json_me_response = json.loads(me_response)

And, when I print the json_me_response, which is a json object, I get the following:

"data": {
  "name":"Durga swaroop Perla", 

If we got that response like above, then we know that the access token we have is valid.

From there, I extract, the user_id from the JSON string, with

user_id = json_me_response['data']['id']

Get User’s Publications

From the above request, we’ve validated that the access token is correct and we also have got the user_id. Using that we can get access to the publications of a user. For that, we’ve to make a GET to{{userId}}/publications and you’ll see the list of the publications by that user.

user_url = base_url + 'users/' + user_id
publications_url = user_url + 'publications/'
publications_req = ureq.Request(publications_url, headers=headers)
publications_response = ureq.urlopen(publications_req).read()

I don’t have any publications on my medium account, and so I got an empty array as response. But, if you have some publications, the response will be something like this.

  "data": [
      "id": "b969ac62a46b",
      "name": "About Medium",
      "description": "What is this thing and how does it work?",
      "url": "",
      "imageUrl": "*ae1jbP_od0W6EulE.jpeg"
      "id": "b45573563f5a",
      "name": "Developers",
      "description": "Medium’s Developer resources",
      "url": "",
      "imageUrl": "*ccokMT4VXmDDO1EoQQHkzg@2x.png"

Now, one weird thing about Medium’s API is that they don’t have a GET for posts. From the API’s we can get a list of all the publications but you can’t get a user’s posts. You can only publish a new post. Although, it is odd for that to be missing, It is not something I’m looking for anyway, as I am only interested in publishing an article. But if you need that, you probably should check to see if there are any hacky ways of achieving the same (at your own volition).

Create a New Post

To create a new post, we have to make a POST request to{{authorId}}/posts. The authorId here would be the same as the userId of the user whose access-token you have.

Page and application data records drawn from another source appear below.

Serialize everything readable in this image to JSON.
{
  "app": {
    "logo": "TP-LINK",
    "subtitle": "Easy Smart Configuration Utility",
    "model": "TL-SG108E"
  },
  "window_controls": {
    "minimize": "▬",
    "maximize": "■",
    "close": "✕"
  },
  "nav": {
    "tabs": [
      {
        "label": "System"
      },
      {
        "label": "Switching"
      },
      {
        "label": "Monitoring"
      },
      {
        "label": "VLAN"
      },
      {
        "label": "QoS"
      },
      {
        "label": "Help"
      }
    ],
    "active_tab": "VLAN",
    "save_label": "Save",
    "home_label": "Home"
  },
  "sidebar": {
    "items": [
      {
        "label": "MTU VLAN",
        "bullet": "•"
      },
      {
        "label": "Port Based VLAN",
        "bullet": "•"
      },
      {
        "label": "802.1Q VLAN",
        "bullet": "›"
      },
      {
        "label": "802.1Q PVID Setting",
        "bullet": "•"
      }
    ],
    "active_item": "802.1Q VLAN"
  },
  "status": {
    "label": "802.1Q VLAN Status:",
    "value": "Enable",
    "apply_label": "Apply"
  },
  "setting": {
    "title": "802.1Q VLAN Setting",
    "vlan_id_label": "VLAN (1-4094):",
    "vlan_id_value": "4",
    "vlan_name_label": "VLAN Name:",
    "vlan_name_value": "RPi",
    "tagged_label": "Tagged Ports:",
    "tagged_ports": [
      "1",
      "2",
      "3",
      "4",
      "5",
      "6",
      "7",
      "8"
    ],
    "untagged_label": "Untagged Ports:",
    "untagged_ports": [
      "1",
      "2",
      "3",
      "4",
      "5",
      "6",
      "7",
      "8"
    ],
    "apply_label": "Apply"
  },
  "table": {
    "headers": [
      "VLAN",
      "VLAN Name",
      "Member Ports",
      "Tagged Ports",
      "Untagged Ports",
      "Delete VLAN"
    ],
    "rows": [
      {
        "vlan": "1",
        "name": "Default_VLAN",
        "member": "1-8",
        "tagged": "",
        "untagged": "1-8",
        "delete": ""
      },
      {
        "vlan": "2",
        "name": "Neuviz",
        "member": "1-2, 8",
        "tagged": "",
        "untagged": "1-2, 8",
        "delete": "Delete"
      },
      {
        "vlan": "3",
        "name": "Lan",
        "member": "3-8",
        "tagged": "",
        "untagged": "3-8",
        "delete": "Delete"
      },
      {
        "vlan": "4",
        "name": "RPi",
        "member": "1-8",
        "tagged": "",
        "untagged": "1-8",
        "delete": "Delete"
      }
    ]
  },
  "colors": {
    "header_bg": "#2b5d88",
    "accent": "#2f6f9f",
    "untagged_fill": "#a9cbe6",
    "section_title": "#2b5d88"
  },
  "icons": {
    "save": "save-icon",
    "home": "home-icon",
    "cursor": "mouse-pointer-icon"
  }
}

I’m using requests library for this as making a POST request becomes easy with it. Of course, first you need to create a payload to be uploaded. The payload should look something like the following, as described here

      "title": "Liverpool FC",
      "contentFormat": "html",
      "content": "<h1>Liverpool FC</h1><p>You’ll never walk alone.</p>",
      "tags": ["football", "sport", "Liverpool"],
      "publishStatus": "public"

So, for this, I did the following:

posts_url = user_url + 'posts/'

payload = {
    'title': 'Medium Test Post',
    'contentFormat': 'markdown',
    'tags': ['medium', 'test', 'python'],
    'publishStatus': 'draft',
    'content': open('').read()

response = requests.request('POST', posts_url, data=payload, headers=headers)

As you see, for contentFormat, I’ve set markdown and for content I read it straight from the file. I didn’t want to publish this as it is just a dummy post and so I’ve set the publishStatus to draft. And sure enough, it works as expected and I can see this draft added on my account.

Draft post 

Do note that the title in the payload object won’t actually be the title of the article. If you want to have a title, you add it in the content itself as a <h*> tag.

The full code is available as a gist.

That is all for this article.

For more programming and Python articles, checkout Freblogg and Freblogg/Python

Some articles on automation:

Web Scraping For Beginners with Python

My semi automated workflow for blogging

This is the seventh article as part of my twitter challenge #30DaysOfBlogging. Twenty-three more articles on various topics including but not limited to Java, Git, Vim, Software Development, Python, to come.

If you are interested in this, make sure to follow me on Twitter @durgaswaroop. While you’re at it, Go ahead and subscribe to this blog and my blog on Medium as well.

If you are interested in contributing to any open source projects and haven’t found the right project or if you were unsure on how to begin, I would like to suggest my own project, Delorean which is a Distributed Version control system, built from scratch in scala. You can contribute not only in the form of code, but also with usage documentation and also by identifying any bugs in the functionality.

Thanks for reading. See you again in the next article.